TRY IT: The answer must be every line from the entries below that contains "size".

━━━

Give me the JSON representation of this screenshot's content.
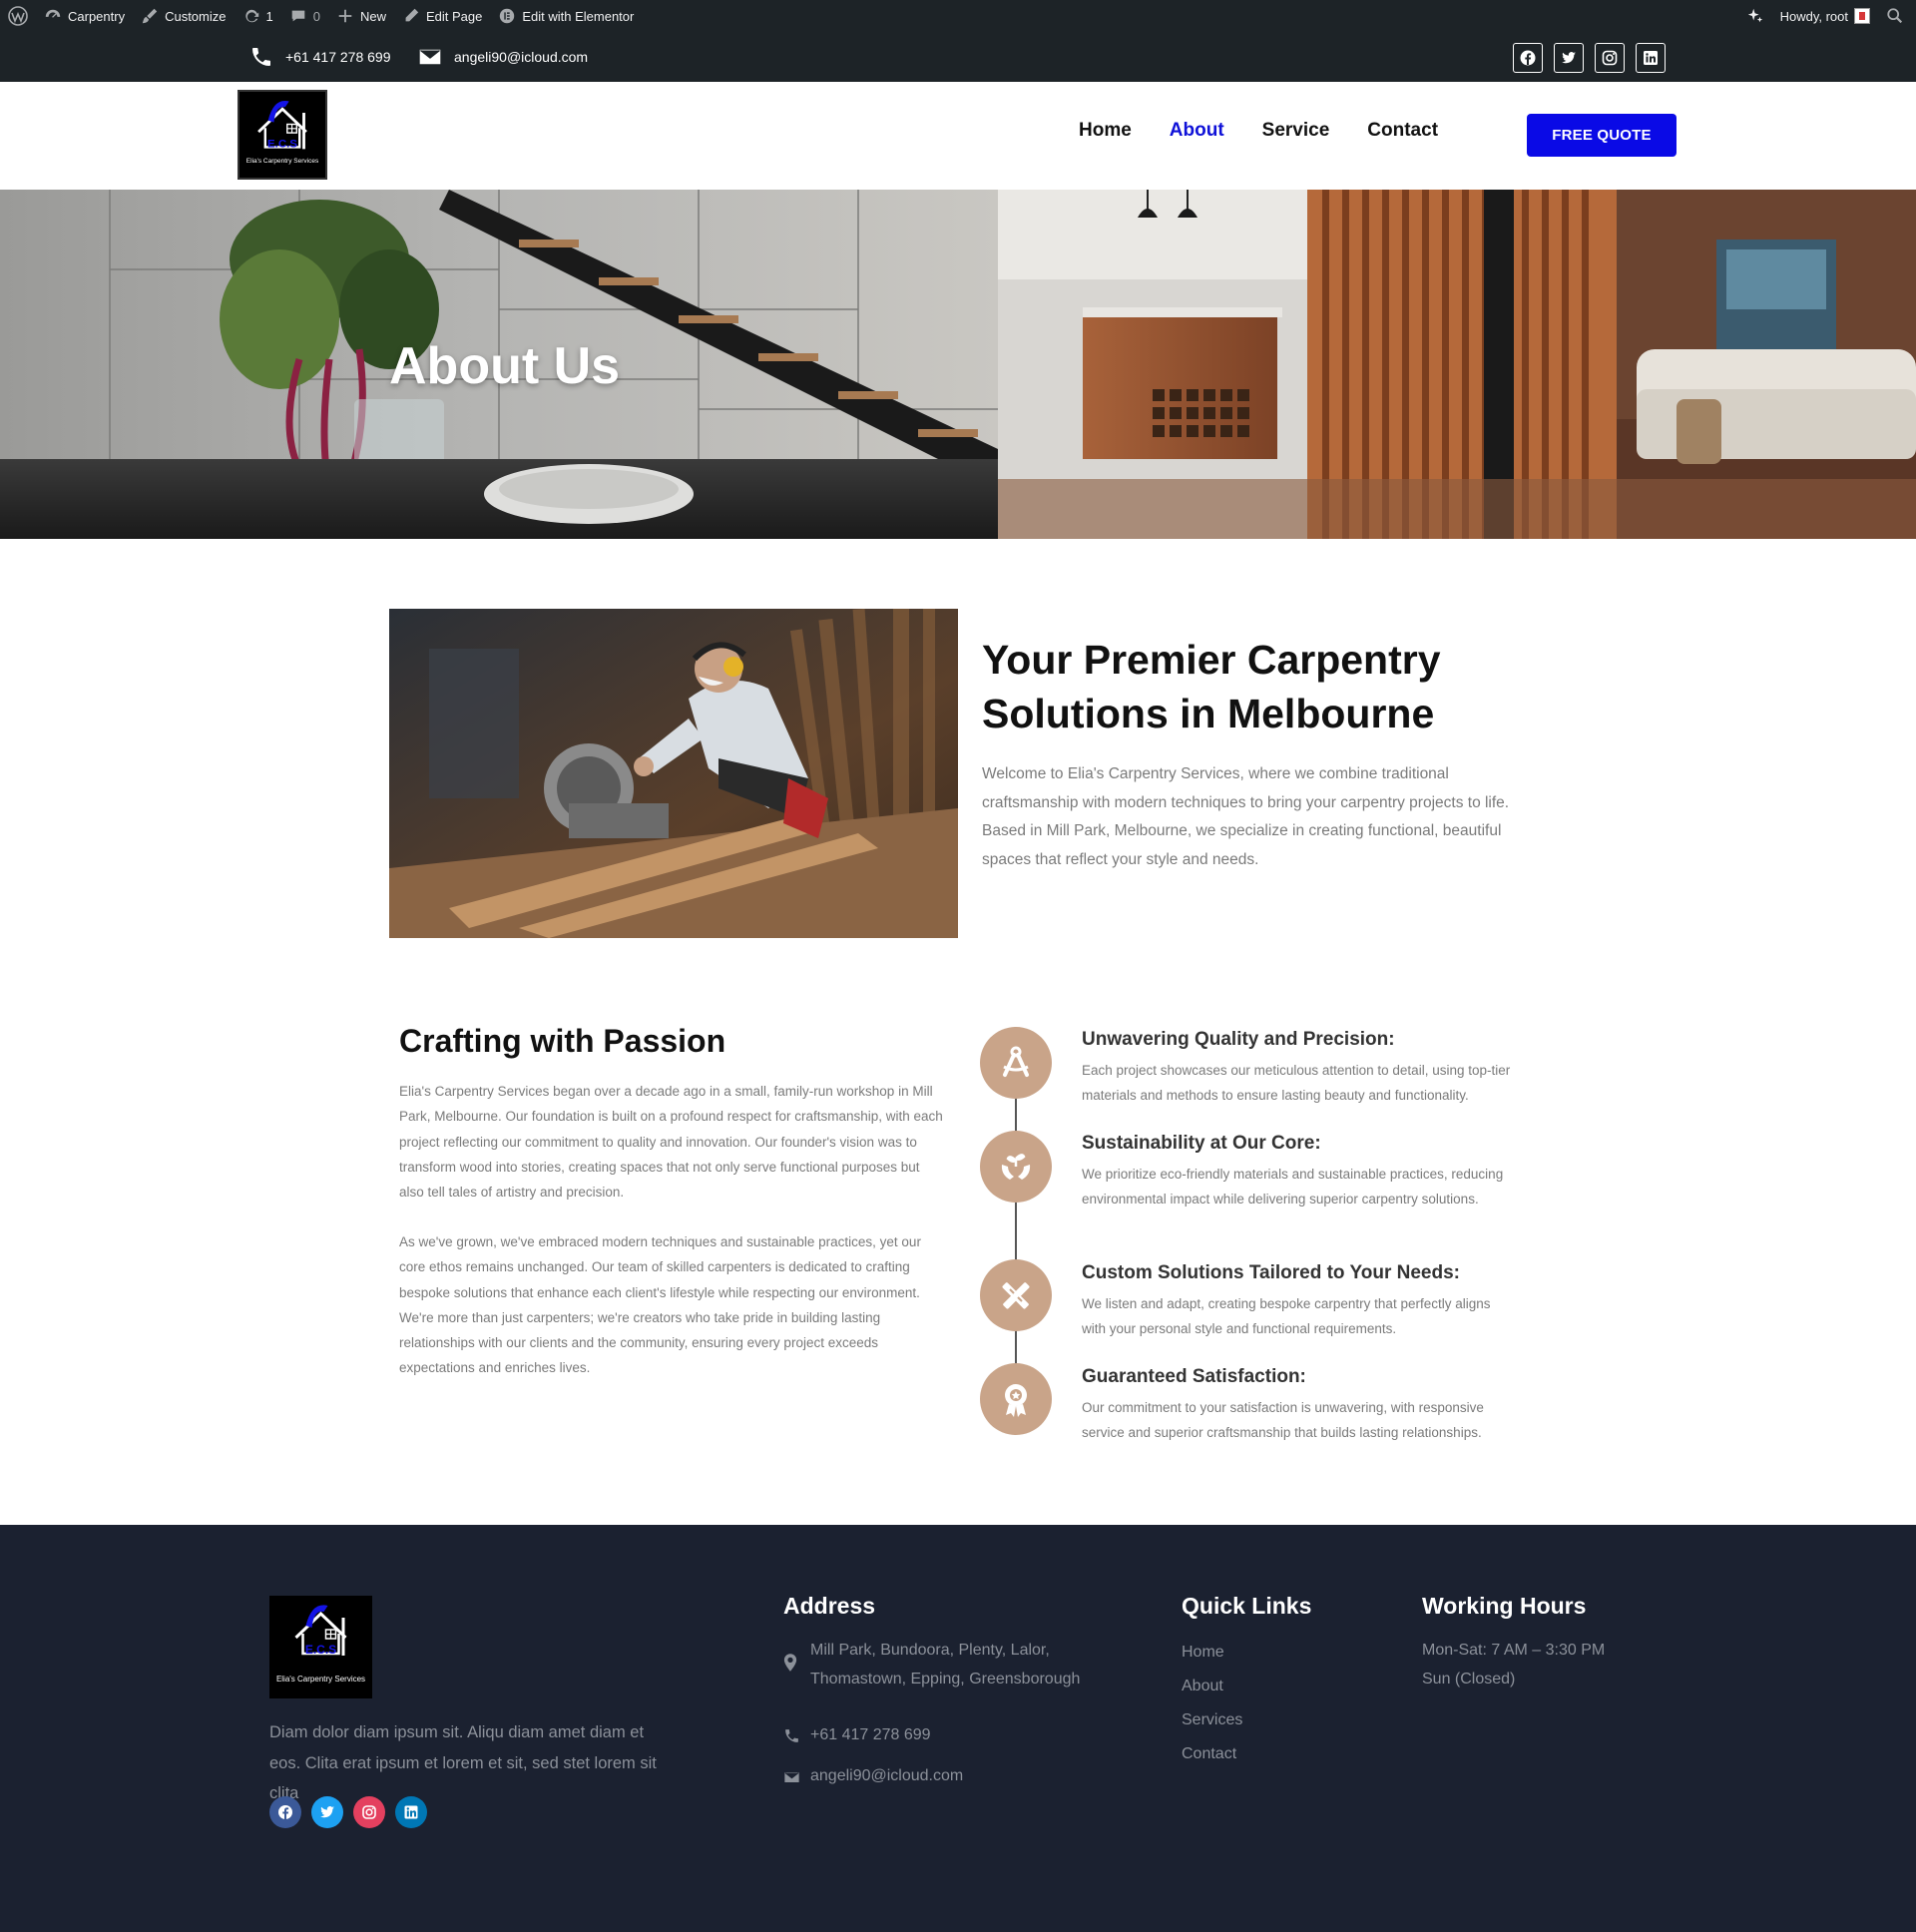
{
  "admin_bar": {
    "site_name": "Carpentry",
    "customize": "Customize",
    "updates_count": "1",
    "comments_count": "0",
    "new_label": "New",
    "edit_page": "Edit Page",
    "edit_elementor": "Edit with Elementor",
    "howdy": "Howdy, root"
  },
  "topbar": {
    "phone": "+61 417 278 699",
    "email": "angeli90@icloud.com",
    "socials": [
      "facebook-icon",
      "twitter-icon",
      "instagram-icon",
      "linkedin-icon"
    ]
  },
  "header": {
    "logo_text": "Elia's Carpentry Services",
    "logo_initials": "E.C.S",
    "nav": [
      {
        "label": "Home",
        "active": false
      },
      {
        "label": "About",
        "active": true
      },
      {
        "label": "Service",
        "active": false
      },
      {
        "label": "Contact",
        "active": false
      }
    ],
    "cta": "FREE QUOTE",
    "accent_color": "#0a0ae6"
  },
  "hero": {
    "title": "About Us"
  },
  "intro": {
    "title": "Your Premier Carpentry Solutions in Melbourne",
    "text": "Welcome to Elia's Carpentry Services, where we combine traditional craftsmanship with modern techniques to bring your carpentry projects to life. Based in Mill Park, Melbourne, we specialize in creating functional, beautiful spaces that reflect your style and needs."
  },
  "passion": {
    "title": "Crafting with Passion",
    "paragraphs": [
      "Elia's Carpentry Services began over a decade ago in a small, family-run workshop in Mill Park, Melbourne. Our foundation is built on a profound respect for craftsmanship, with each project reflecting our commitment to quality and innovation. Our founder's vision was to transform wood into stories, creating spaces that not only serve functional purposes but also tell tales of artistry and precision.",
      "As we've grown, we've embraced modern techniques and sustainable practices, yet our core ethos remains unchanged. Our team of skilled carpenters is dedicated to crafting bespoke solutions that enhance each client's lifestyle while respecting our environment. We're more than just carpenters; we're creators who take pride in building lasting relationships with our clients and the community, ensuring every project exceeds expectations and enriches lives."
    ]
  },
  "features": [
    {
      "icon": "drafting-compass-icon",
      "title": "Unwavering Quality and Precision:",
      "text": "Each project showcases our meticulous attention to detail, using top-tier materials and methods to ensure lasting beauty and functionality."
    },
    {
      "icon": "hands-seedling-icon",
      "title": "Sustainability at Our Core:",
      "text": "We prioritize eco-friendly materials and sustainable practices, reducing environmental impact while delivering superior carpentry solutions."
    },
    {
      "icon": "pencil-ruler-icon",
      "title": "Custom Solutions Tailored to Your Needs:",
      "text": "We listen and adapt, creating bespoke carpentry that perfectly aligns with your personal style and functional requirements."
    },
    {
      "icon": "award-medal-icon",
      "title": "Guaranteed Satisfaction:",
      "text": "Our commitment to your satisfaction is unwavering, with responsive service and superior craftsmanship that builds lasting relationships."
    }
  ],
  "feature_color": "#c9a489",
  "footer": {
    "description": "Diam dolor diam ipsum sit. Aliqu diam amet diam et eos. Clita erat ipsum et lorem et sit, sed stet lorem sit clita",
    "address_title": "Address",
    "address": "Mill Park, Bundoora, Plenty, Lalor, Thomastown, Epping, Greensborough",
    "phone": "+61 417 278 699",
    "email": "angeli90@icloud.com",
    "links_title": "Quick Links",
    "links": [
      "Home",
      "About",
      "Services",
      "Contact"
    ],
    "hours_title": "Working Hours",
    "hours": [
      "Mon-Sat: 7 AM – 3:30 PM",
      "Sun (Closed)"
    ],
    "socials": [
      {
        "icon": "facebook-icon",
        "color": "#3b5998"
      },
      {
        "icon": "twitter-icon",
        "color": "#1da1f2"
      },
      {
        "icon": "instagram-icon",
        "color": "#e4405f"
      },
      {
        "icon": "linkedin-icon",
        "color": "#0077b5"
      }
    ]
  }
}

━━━

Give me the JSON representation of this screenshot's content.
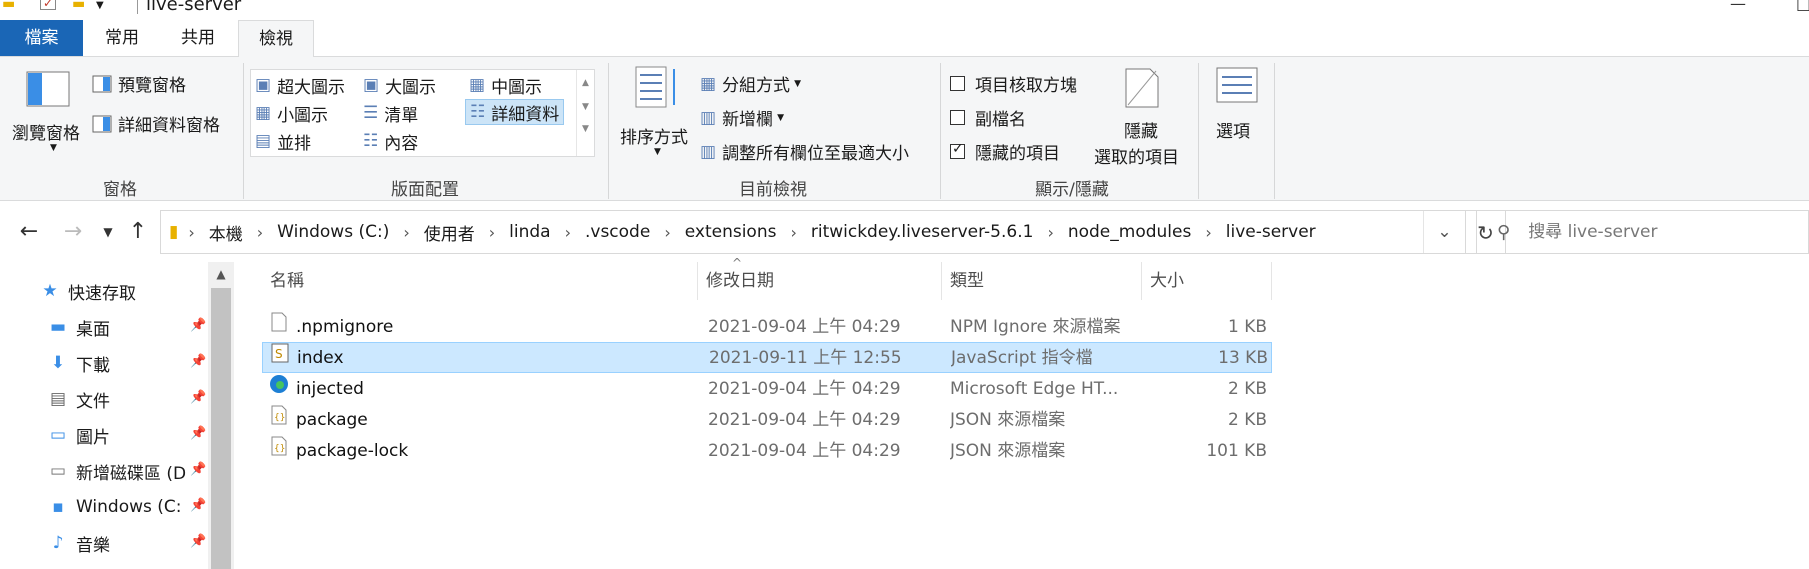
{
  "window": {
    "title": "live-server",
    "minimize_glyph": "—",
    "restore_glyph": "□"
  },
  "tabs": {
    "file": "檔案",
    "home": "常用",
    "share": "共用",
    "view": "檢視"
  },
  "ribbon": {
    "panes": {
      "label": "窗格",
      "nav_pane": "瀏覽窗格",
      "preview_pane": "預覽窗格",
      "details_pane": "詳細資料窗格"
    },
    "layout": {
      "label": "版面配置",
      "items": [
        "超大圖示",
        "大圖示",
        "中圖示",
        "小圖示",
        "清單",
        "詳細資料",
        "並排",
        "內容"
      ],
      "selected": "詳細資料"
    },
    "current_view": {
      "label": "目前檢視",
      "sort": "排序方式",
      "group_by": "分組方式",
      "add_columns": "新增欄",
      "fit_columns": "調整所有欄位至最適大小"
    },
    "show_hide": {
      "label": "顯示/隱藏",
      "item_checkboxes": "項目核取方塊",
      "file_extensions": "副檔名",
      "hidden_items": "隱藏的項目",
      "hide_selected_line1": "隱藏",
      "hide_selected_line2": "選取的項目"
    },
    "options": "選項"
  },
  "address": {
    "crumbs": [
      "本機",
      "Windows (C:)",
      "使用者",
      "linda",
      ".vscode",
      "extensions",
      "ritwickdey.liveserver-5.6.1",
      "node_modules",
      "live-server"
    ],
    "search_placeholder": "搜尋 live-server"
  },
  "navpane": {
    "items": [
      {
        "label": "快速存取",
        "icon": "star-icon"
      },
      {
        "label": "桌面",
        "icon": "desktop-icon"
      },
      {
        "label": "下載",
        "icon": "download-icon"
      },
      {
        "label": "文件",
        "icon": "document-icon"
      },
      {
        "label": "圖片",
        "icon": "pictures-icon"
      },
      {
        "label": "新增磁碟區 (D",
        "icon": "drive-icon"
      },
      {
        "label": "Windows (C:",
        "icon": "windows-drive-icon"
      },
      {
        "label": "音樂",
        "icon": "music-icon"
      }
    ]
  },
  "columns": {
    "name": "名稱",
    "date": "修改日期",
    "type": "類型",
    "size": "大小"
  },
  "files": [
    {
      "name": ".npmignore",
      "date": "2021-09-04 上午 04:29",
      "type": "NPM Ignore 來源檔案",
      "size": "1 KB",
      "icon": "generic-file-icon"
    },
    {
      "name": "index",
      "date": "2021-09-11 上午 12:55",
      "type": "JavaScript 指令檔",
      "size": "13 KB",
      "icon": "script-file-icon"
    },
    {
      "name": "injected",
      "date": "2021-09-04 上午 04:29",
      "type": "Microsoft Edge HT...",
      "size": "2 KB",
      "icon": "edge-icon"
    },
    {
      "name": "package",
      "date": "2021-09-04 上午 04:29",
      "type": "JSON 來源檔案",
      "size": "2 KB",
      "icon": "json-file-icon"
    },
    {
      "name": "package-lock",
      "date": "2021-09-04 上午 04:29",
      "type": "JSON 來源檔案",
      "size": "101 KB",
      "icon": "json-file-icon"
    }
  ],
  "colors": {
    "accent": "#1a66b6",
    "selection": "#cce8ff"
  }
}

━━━

RESPONSE AREA:
    "size": "大小"
      "size": "1 KB",
      "size": "13 KB",
      "size": "2 KB",
      "size": "2 KB",
      "size": "101 KB",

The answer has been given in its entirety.